§ **Work instructions**
Show all lines from the records below in which the string "측정기준" is present.

(Source records)
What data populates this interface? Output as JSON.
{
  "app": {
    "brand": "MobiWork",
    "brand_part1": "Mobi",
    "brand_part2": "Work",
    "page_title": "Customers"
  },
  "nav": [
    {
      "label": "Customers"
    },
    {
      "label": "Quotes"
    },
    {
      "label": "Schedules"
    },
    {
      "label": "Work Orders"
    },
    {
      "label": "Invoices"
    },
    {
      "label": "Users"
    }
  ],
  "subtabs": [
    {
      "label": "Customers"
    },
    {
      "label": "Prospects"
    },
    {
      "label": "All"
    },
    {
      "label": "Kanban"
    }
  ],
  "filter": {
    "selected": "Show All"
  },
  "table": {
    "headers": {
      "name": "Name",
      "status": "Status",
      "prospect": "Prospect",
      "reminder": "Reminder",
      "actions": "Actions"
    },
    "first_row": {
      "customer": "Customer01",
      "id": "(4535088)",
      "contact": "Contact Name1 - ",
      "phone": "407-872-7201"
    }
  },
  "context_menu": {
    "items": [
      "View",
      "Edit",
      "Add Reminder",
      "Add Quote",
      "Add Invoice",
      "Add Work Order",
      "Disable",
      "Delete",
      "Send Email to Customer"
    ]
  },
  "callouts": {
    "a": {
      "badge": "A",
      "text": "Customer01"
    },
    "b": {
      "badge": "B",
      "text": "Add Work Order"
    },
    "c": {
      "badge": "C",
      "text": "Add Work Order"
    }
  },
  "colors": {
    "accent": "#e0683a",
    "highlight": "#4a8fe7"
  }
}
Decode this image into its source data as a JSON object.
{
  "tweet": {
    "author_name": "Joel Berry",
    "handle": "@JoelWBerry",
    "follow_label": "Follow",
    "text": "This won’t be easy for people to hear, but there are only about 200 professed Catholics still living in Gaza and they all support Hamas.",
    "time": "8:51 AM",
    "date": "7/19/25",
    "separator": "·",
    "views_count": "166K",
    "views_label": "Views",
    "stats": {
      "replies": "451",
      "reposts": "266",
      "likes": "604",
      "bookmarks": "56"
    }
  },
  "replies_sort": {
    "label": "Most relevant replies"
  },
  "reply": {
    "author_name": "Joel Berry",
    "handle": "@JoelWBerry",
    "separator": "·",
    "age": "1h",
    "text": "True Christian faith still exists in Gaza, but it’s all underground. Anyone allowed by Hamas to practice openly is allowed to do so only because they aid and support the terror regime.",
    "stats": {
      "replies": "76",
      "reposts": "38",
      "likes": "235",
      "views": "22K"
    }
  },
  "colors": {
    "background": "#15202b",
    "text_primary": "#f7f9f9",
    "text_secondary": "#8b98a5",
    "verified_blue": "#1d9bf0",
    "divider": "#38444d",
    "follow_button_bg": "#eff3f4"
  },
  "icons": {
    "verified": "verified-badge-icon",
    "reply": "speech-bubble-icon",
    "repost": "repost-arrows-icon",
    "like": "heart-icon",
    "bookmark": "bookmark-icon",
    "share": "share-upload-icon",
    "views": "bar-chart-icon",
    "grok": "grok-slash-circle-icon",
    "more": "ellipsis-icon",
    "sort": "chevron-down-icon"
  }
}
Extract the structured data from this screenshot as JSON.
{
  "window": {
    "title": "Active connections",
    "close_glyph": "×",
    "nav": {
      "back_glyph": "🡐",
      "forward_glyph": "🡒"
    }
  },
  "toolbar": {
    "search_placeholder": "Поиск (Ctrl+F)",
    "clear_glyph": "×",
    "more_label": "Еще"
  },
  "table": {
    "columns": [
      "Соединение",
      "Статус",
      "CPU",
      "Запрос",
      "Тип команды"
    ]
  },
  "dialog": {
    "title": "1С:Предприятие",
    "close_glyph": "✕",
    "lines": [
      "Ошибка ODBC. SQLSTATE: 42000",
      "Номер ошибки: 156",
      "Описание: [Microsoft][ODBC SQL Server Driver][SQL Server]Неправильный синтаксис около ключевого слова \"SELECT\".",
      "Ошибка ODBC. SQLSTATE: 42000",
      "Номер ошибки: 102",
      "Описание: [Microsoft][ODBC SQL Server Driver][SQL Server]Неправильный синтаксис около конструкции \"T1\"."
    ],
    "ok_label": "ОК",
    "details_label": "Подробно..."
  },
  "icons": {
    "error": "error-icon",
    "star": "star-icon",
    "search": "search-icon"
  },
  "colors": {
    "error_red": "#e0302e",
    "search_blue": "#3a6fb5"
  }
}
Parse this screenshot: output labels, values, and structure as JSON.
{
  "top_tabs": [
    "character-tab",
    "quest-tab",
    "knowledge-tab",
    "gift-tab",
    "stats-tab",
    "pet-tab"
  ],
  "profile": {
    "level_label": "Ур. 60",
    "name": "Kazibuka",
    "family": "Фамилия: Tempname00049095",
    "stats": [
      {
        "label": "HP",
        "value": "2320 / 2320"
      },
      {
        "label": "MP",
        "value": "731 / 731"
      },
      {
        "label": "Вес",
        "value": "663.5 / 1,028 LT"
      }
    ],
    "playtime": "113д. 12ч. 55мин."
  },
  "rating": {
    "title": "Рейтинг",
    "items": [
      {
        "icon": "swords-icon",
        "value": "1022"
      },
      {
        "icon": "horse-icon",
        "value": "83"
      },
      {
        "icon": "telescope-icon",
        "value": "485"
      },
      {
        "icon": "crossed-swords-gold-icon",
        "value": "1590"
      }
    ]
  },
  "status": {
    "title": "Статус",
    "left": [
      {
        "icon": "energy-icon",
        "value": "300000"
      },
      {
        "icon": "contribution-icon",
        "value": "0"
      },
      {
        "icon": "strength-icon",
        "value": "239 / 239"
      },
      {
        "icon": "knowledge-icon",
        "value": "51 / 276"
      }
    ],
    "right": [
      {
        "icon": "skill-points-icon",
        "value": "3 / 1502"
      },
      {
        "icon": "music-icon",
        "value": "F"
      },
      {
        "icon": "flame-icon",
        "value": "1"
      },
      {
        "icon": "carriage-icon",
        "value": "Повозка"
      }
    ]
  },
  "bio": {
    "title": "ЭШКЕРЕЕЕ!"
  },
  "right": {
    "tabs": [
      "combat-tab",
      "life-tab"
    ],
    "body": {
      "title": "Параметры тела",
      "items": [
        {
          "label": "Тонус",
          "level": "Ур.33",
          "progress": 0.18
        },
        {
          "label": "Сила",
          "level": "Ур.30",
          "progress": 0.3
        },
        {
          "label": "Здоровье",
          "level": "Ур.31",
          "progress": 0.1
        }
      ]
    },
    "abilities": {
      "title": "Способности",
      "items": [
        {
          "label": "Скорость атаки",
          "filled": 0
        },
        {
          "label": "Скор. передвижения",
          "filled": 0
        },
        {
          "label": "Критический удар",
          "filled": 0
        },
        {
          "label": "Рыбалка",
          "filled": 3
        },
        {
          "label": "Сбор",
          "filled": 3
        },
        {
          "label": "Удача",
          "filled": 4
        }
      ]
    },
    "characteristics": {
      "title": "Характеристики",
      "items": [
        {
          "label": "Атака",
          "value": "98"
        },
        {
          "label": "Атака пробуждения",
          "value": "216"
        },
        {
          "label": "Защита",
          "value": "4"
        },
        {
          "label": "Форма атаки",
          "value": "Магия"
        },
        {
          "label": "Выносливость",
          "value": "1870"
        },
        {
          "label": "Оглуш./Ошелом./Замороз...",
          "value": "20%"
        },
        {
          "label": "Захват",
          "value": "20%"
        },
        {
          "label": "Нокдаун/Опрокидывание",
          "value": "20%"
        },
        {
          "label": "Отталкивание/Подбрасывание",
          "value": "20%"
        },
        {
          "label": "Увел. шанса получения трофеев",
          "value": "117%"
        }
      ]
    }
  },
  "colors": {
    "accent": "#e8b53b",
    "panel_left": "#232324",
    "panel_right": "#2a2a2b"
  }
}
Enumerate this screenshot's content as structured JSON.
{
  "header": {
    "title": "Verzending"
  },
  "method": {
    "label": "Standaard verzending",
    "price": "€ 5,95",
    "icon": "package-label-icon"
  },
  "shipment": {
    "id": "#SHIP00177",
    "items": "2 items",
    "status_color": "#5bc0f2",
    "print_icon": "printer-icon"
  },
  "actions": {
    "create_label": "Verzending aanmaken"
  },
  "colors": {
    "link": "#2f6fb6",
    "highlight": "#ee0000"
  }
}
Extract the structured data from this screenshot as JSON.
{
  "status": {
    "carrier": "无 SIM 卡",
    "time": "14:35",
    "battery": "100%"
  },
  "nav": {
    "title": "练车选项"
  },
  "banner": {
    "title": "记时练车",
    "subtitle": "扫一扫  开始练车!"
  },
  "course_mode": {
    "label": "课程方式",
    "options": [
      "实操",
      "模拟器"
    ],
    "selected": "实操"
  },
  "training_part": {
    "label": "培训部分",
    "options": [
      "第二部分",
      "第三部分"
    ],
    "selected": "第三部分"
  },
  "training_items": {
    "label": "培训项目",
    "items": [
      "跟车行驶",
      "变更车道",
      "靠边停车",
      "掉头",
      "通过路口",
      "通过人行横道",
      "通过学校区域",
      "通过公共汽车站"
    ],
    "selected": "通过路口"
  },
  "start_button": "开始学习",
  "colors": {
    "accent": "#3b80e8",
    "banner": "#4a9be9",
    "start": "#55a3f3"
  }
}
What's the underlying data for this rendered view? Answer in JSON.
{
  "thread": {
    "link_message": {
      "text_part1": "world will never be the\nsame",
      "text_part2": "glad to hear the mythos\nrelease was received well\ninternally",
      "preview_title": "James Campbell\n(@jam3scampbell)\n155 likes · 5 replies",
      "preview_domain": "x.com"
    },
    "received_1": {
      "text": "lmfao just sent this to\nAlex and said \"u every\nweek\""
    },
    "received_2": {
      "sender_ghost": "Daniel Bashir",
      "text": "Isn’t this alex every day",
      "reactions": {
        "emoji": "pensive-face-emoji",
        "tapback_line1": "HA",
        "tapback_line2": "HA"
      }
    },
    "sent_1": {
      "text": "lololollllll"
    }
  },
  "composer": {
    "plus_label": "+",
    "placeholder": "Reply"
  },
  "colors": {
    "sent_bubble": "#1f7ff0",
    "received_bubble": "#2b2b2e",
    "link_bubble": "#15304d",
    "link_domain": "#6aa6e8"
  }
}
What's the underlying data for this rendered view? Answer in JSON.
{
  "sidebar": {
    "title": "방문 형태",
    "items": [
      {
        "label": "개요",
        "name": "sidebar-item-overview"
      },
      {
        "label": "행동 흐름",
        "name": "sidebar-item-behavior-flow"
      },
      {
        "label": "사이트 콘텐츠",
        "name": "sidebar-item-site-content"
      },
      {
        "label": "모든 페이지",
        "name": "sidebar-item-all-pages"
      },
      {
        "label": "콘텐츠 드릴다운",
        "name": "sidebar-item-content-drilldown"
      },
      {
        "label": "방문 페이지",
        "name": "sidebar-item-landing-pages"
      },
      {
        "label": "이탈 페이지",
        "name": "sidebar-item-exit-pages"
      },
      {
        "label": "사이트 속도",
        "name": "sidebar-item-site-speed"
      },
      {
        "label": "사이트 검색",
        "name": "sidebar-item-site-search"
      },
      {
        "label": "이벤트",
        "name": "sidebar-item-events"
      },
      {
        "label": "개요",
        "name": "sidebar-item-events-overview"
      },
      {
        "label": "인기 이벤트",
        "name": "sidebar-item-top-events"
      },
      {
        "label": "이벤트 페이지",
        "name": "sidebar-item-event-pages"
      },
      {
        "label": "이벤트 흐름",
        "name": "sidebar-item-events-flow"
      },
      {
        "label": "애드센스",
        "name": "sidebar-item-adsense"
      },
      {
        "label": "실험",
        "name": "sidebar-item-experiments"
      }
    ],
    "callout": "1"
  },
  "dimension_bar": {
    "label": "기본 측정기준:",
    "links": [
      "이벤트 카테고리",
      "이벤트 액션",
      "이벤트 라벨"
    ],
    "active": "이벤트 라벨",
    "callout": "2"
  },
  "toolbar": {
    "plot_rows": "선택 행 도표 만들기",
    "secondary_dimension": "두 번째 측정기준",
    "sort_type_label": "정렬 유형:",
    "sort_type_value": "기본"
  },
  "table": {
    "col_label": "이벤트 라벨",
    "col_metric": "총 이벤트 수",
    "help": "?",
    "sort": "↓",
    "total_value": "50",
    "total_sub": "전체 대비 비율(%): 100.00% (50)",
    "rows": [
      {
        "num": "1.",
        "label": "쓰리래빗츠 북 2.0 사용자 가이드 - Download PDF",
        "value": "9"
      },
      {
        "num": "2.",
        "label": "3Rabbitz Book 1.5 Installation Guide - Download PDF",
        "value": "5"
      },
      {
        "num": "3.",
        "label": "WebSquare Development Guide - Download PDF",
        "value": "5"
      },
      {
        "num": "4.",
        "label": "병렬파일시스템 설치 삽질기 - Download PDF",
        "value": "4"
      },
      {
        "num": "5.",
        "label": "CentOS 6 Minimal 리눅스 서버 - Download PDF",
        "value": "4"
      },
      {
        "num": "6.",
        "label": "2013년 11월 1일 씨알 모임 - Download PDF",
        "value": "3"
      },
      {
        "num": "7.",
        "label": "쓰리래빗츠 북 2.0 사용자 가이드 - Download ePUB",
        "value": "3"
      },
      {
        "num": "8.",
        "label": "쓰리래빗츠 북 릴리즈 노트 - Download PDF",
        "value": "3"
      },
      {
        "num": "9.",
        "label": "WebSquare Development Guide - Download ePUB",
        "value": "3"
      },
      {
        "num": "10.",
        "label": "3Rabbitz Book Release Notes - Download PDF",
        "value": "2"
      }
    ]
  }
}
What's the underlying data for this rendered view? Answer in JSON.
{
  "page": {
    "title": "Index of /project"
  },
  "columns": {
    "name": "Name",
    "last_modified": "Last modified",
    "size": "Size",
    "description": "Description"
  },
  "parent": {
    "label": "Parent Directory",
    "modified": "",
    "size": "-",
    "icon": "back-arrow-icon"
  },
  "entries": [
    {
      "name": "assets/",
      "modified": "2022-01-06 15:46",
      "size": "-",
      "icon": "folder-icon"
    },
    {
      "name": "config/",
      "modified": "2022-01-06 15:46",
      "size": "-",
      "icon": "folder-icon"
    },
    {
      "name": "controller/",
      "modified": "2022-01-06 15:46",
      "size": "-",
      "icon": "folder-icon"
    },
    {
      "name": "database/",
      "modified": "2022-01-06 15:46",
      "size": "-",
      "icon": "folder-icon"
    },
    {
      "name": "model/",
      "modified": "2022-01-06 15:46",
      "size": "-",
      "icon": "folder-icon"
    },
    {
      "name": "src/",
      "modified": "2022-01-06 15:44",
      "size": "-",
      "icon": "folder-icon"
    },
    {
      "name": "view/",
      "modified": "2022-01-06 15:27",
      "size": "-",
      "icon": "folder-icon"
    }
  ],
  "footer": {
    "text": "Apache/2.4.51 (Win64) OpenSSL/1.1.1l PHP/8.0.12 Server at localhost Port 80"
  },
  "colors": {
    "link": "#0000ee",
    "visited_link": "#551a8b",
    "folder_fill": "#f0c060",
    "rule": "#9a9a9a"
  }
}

§ **Problem solution**
    "label": "기본 측정기준:",
    "secondary_dimension": "두 번째 측정기준",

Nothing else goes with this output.